Arm of hand vibrato first?
Watching the crazy techers teach vibrato-video got me thinking, which is the more common way of teaching vibrato: wrist-vibrato or arm-vibrato first? I mean in the video its mostly wrist-vibrato and finger-vibrato, right?
Me and my girl have been taught arm-vibrato so far only, so the wrist-vibrato obviously looks so tense to my unexperienced eyes.
So which were you taught first and which do you teach first? And was it easy or difficult for you compared to other learning stuff? Is there any connection with the age of the student; if adults learn wrist-vibrato first better for example? Im thinking in the lines of younger children having more flexible and relaxed joints than adult starters.
I got taught arm vibrato but couldn't do it at all. For me it felt so forced and my violin would shake a lot.
I've heard two different takes on this:
I taught myself an arm vibrato when I was in middle school (my teacher hadn't started teaching me vibrato yet), and I apparently learned it well enough that no one really commented on my vibrato until my grad school professor encouraged me to learn wrist vibrato to add variety. I still use primarily arm vibrato, but have recently been working on developing my wrist vibrato more.
They are both equally useful tools.

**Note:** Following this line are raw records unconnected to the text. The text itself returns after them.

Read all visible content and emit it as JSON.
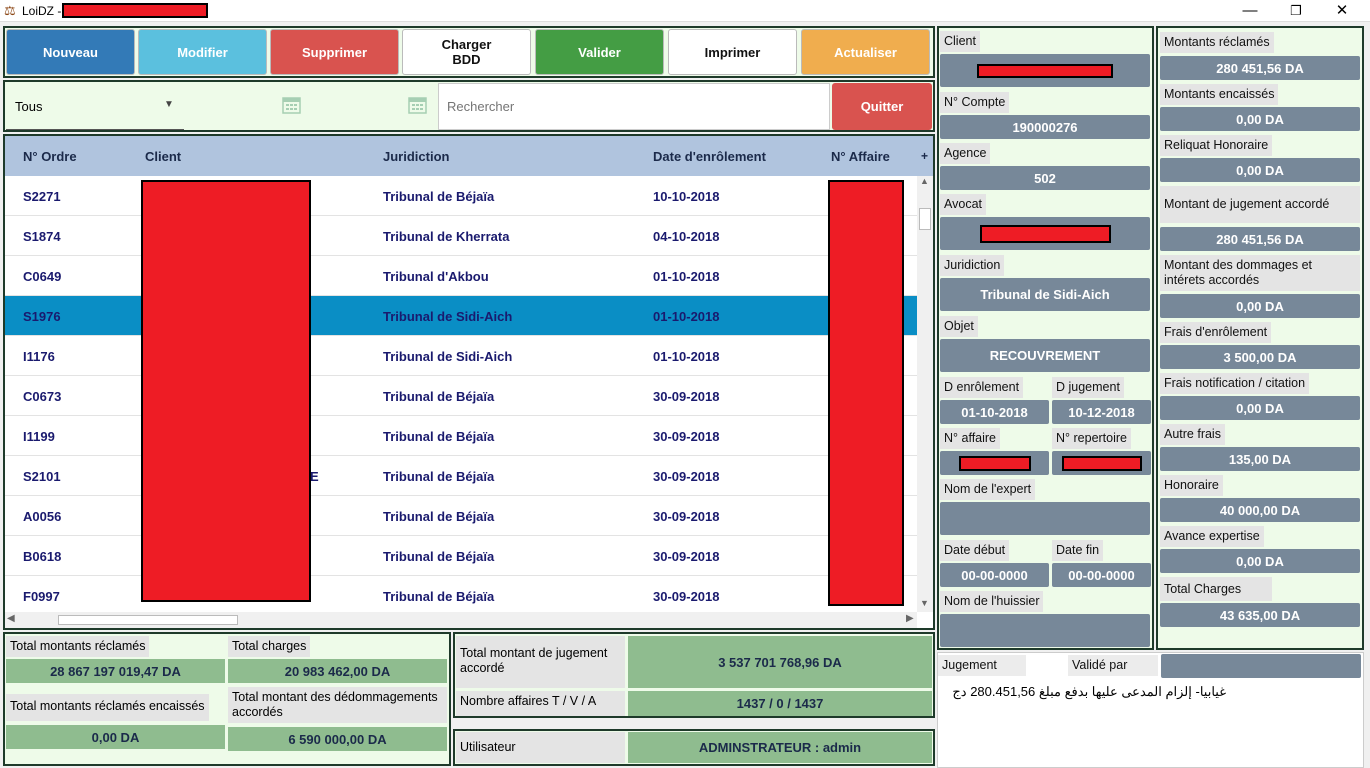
{
  "window": {
    "title": "LoiDZ -",
    "minimize": "—",
    "maximize": "❐",
    "close": "✕"
  },
  "toolbar": {
    "nouveau": "Nouveau",
    "modifier": "Modifier",
    "supprimer": "Supprimer",
    "charger": "Charger BDD",
    "valider": "Valider",
    "imprimer": "Imprimer",
    "actualiser": "Actualiser"
  },
  "filter": {
    "select_value": "Tous",
    "search_placeholder": "Rechercher",
    "quitter": "Quitter"
  },
  "table": {
    "headers": {
      "ordre": "N° Ordre",
      "client": "Client",
      "juridiction": "Juridiction",
      "date": "Date d'enrôlement",
      "affaire": "N° Affaire",
      "add": "+"
    },
    "rows": [
      {
        "ordre": "S2271",
        "juridiction": "Tribunal de Béjaïa",
        "date": "10-10-2018"
      },
      {
        "ordre": "S1874",
        "juridiction": "Tribunal de Kherrata",
        "date": "04-10-2018"
      },
      {
        "ordre": "C0649",
        "juridiction": "Tribunal d'Akbou",
        "date": "01-10-2018"
      },
      {
        "ordre": "S1976",
        "juridiction": "Tribunal de Sidi-Aich",
        "date": "01-10-2018"
      },
      {
        "ordre": "I1176",
        "juridiction": "Tribunal de Sidi-Aich",
        "date": "01-10-2018"
      },
      {
        "ordre": "C0673",
        "juridiction": "Tribunal de Béjaïa",
        "date": "30-09-2018"
      },
      {
        "ordre": "I1199",
        "juridiction": "Tribunal de Béjaïa",
        "date": "30-09-2018"
      },
      {
        "ordre": "S2101",
        "juridiction": "Tribunal de Béjaïa",
        "date": "30-09-2018",
        "client_tail": "E"
      },
      {
        "ordre": "A0056",
        "juridiction": "Tribunal de Béjaïa",
        "date": "30-09-2018"
      },
      {
        "ordre": "B0618",
        "juridiction": "Tribunal de Béjaïa",
        "date": "30-09-2018"
      },
      {
        "ordre": "F0997",
        "juridiction": "Tribunal de Béjaïa",
        "date": "30-09-2018"
      }
    ]
  },
  "totals": {
    "reclames_label": "Total montants réclamés",
    "reclames_value": "28 867 197 019,47  DA",
    "charges_label": "Total charges",
    "charges_value": "20 983 462,00  DA",
    "encaisses_label": "Total montants réclamés encaissés",
    "encaisses_value": "0,00  DA",
    "dedommagements_label": "Total montant des dédommagements accordés",
    "dedommagements_value": "6 590 000,00  DA",
    "jugement_label": "Total montant de jugement accordé",
    "jugement_value": "3 537 701 768,96  DA",
    "nombre_label": "Nombre affaires T / V / A",
    "nombre_value": "1437 / 0 / 1437",
    "user_label": "Utilisateur",
    "user_value": "ADMINSTRATEUR : admin"
  },
  "details": {
    "client_label": "Client",
    "compte_label": "N° Compte",
    "compte_value": "190000276",
    "agence_label": "Agence",
    "agence_value": "502",
    "avocat_label": "Avocat",
    "juridiction_label": "Juridiction",
    "juridiction_value": "Tribunal de Sidi-Aich",
    "objet_label": "Objet",
    "objet_value": "RECOUVREMENT",
    "denrolement_label": "D enrôlement",
    "denrolement_value": "01-10-2018",
    "djugement_label": "D jugement",
    "djugement_value": "10-12-2018",
    "naffaire_label": "N° affaire",
    "nrepertoire_label": "N° repertoire",
    "expert_label": "Nom de l'expert",
    "datedebut_label": "Date début",
    "datedebut_value": "00-00-0000",
    "datefin_label": "Date fin",
    "datefin_value": "00-00-0000",
    "huissier_label": "Nom de l'huissier",
    "jugement_label": "Jugement",
    "valide_label": "Validé par",
    "jugement_text": "غيابيا- إلزام المدعى عليها بدفع مبلغ 280.451,56 دج"
  },
  "amounts": {
    "reclames_label": "Montants réclamés",
    "reclames_value": "280 451,56  DA",
    "encaisses_label": "Montants encaissés",
    "encaisses_value": "0,00  DA",
    "reliquat_label": "Reliquat Honoraire",
    "reliquat_value": "0,00  DA",
    "jugement_label": "Montant de jugement accordé",
    "jugement_value": "280 451,56  DA",
    "dommages_label": "Montant des dommages et intérets accordés",
    "dommages_value": "0,00  DA",
    "enrolement_label": "Frais d'enrôlement",
    "enrolement_value": "3 500,00  DA",
    "notification_label": "Frais notification / citation",
    "notification_value": "0,00  DA",
    "autres_label": "Autre frais",
    "autres_value": "135,00  DA",
    "honoraire_label": "Honoraire",
    "honoraire_value": "40 000,00  DA",
    "avance_label": "Avance expertise",
    "avance_value": "0,00  DA",
    "total_label": "Total Charges",
    "total_value": "43 635,00  DA"
  }
}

Teachers should mostly be careful that neither is tense (neither wrist or finger vibrato are tense, despite what it may appear), and that it sounds good, not justs merely "passable". It is a skill that requires patience and musical experience/knowledge to master, as it's not only being able to do one (or all) of the types, but varying its usage according to passages even within the same work (and often, there are many possibilities, but also certain "no-nos" a player should follow.) But coming back the first point, it must be relaxed so that it can go as fast or slow as it needs to be, without any hand strain or squeezing of the instrument.
Arm vibrato uses more energy than wrist vibrato in direct proportion to the relative masses of hand and arm. My experience has been that with age it becomes more difficult to perform arm than hand vibrato.
For teaching vibrato, I start with the motion of the finger, with the fiddle held like a guitar. If the finger tip is not rotating, there is no point in what they do with their arm or wrist.
My vibrato looks like a hand vibrato but is in fact the tip of an integrated "underwater plant" wave motion in the whole forearm.
Interestingly I was never "taught" vibrato. It simply appeared on day. Mine is more finger/wrist based and does not involve the entire arm. Is it "perfect?" Nope. It adds the color that I want to add when I want to add it.
I figured out vibrato on my own too. My childhood teacher encouraged me to do that. Then, 30 years later, my adulthood teacher had to rebuild it from scratch.
I hope my mother's carpal tunnel syndrome isn't hereditary!
I teach wrist first when the student is comfortable in 3rd position.
Personally I find wrist vibrato a lot easier than arm. But I ended up using arm vibrato more because it looks more dramatic and ‘violinistic’. I think that’s why most soloists on stage tend to emphasise arm vibrato a bit more. I never saw a soloist who use almost exclusively wrist.